Bill Richardson. He's busy running his own campaign now, of course, but in the event he doesn't make it, the governor of New Mexico would almost surely bring along his own state, which also narrowly went to Bush in 2004, if he joined the Democratic ticket. More important, he would be a regional ambassador in the Southwest—the new fault line in the Electoral College map—and in ethnic terms to the nation's Hispanics. Much depends on Hillary's dealings with the antiwar movement. Richardson's insistence on the immediate withdrawal of all American troops from Iraq has won him a following. Will Hillary need to make sure that she doesn't face a third-party peace candidate? If so, Richardson could be her leftward link next fall.

Ken Salazar. If Hispanics are crucial (and they are), and if the Southwest is crucial (and it is), then Hillary could turn to the Colorado senator—especially since his state, which went for Bush, is likely to be another crucial Electoral College battleground. Salazar's Hispanic background is a plus in the region. A lawyer and former state attorney general, he is well-liked but has little foreign-policy experience. On the other hand, Dick Cheney and Donald Rumsfeld gave experience a bad name. He has Clinton operational ties, too: Hillary's advertising guru, Mandy Grunwald, also works for Salazar.

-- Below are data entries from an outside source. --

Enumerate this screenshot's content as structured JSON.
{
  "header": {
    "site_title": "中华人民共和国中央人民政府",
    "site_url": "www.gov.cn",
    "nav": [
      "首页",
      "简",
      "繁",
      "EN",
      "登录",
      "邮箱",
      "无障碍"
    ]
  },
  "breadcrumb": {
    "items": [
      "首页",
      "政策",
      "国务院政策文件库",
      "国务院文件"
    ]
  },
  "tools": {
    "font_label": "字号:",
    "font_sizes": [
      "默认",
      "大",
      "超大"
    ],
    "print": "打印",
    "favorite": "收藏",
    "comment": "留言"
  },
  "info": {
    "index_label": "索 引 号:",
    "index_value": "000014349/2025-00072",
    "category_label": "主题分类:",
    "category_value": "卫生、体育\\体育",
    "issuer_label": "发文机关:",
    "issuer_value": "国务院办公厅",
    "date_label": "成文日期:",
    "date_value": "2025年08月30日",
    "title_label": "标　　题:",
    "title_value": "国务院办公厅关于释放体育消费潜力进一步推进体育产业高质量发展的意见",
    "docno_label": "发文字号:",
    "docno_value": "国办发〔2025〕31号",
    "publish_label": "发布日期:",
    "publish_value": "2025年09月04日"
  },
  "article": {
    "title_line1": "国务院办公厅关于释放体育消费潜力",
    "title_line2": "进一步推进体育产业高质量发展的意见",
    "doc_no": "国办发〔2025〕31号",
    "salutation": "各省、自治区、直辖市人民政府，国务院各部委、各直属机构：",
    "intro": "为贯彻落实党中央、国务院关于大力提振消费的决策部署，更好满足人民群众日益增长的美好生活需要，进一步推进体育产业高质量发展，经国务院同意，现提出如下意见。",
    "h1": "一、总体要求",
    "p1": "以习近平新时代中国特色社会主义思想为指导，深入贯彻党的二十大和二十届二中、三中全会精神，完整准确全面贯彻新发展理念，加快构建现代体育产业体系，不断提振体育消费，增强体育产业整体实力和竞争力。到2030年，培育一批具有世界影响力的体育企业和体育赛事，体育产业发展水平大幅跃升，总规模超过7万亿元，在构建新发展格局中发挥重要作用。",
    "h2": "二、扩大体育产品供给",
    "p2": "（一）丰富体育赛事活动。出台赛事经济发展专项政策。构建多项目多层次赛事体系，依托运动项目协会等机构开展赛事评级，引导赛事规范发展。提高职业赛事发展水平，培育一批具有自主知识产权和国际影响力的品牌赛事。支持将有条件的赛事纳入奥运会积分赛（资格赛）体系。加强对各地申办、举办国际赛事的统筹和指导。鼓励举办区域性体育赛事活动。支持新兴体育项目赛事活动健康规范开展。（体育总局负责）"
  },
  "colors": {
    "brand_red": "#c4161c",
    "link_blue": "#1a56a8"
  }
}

Phil Bredesen. He is another well-regarded governor, from a Southern state—Tennessee—that the Clintons would love to force the GOP to defend. Bredesen is not a scintillating figure (again, the Clintons can take care of that on their own), but he is a hands-on, experienced executive with a good track record on jobs, education, health care and fighting drug abuse. He grew up in rural New York state, as it happens, but managed to win re-election in the Volunteer State last year with nearly 70 percent of the vote.

James Webb. The Virginia senator may be a little too colorful for his own good, but he is sitting in a state that Democrats think they have a chance to crack in 2008—and the other Virginian who might be a good fit, former governor Mark Warner, is running for the U.S. Senate. Webb's military bona fides are unassailable, of course, as a Vietnam Vet and former Navy secretary—and Hillary may need that kind of help.

Brian Schweitzer. The governor of Montana may seem like an obscure figure from an obscure corner of the country, but in Democratic circles he is very highly regarded. Montana is not in play—and it has only three electoral votes—but we are talking here of something else. The idea of picking someone from way outside the Beltway, geographically and spiritually, could be appealing to the ultimate insiders, the Clintons. Plus Schweitzer is no hayseed; his ideas on energy and resources are cutting-edge. He is a rancher type who is refreshingly free of cant—and "can't."

John Edwards. Been there, done that, and won't be interested. Neither will the Clintons, after things get as nasty as I expect they soon will in the nomination race. Edwards, who has fallen off the pace in fund-raising and has had to accept federal money, will have to start attacking Clinton aggressively if he wants to stay in the race.

Barack Obama. The man most likely to make me deeply regret having written this column.